"The arrest of Rasul Guliyev is a position which the authorities have supported since his exile. And if they will give up this position, it will be a small victory which will predetermine the bigger victories," said Zardusht Alizade, an independent analyst.
Alizade states that, as a native of the Nakhchivan Autonomous Republic, also home to President Ilham Aliyev's family, Guliyev is the only politician who could split the ruling team and create a situation where a Georgian or Ukrainian-style popular uprising could occur. "He is from the Nakhchivan tribe, and has extensive ties and financial resources."
Representatives of the ruling party, however, have a different assessment of the impact of Guliyev's presence in Azerbaijan. "Do not make a mountain out of a molehill," said YAP Executive Secretary Ali Ahmadov. "Nothing will happen in the country because of Rasul Guliyev. Nothing will happen because two-three people will be charged for crimes," Ahmadov said.
Ahmadov's deputy, Mubariz Gurbanly, called Rasul Guliyev's return "a voluntary extradition."
Meanwhile, the Democratic Party appears to be counting on the US, which granted Guliyev political asylum, to prevent the opposition member's detention.
Commenting on the issue during an October 12 briefing, U.S. State Department spokesperson Adam Ereli urged the Azerbaijani government to respect the rule of law and the rights of individuals charged with crimes.
The DPA's Sardar Jalaloglu has interpreted that statement to mean that the US government will not allow Guliyev's arrest. Jalaloglu pointed to the case of Saday Nazarov, an advisor to former Prime Minister Suret Huseynov who left Azerbaijan after Huseynov was charged with plotting to overthrow the government in 1994, as the reason why. "When Saday Nazarov, who received asylum in the Czech Republic came back to the country and was arrested, the Czech authorities demanded his release and the authorities had to follow international law."
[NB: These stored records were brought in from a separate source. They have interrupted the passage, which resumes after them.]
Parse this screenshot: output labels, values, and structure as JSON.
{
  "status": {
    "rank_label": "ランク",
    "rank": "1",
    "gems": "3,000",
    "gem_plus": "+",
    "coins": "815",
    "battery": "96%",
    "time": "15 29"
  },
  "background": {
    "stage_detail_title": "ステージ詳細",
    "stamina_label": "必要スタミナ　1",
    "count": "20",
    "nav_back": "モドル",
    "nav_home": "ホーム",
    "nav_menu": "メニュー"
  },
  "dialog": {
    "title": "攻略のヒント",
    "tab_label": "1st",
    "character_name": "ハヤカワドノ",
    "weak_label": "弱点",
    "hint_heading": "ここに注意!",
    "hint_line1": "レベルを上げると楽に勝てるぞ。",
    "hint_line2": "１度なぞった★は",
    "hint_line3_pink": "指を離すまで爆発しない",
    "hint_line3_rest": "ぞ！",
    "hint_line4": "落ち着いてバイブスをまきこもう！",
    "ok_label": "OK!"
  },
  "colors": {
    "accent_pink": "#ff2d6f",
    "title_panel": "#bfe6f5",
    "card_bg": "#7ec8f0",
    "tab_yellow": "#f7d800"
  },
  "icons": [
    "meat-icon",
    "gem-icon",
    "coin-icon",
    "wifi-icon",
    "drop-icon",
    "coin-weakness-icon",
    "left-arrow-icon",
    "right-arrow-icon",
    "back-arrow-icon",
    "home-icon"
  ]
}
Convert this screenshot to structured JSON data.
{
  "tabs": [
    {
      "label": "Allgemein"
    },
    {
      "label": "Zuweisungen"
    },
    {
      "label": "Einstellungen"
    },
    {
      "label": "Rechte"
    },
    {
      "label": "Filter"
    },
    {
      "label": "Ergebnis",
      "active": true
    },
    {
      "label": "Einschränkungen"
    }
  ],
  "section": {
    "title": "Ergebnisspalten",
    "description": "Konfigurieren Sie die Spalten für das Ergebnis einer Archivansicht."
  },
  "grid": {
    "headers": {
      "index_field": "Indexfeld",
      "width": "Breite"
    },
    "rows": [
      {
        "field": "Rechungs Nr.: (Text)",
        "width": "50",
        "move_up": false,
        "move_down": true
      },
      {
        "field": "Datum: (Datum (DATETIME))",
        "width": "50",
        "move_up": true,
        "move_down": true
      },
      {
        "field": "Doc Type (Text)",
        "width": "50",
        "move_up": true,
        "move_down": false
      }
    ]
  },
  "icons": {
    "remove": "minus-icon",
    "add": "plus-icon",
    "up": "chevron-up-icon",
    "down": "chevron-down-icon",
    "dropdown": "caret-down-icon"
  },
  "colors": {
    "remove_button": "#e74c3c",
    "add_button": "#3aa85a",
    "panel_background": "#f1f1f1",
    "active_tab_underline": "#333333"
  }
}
However, Alevsat Aliyev, head of the Center for Legal Assistance to Migrants (CLAM), said that international law does not require the US government to demand Guliyev's release. "The 1951 convention on the status of migrants reads that the hosting country cannot extradite the asylum holder. If the person returned to the country on his own, it is not the host country's responsibility." Another loophole for Guliyev may exist, however, he argued. "Guliyev is charged for the misappropriation of USSR property. One cannot be charged for a crime against a non-existing country."
Such predictions, however, appear unlikely to sway the general prosecutor's office. Said Zakir Garalov in an October 14 press conference: "We have carried out the Guliyev investigation for many long years, and the court,s decision will be fulfilled. " Claims that the US will support Guliyev are mere "political speculation," Turan news agency reported Garalov as saying. "Azerbaijan is an independent state and the law enforcement agencies will do their work on their own."
Latest from Azerbaijan
We would like to hear your opinion about the new site. Tell us what you like, and what you don't like in an email and send it to: email@example.com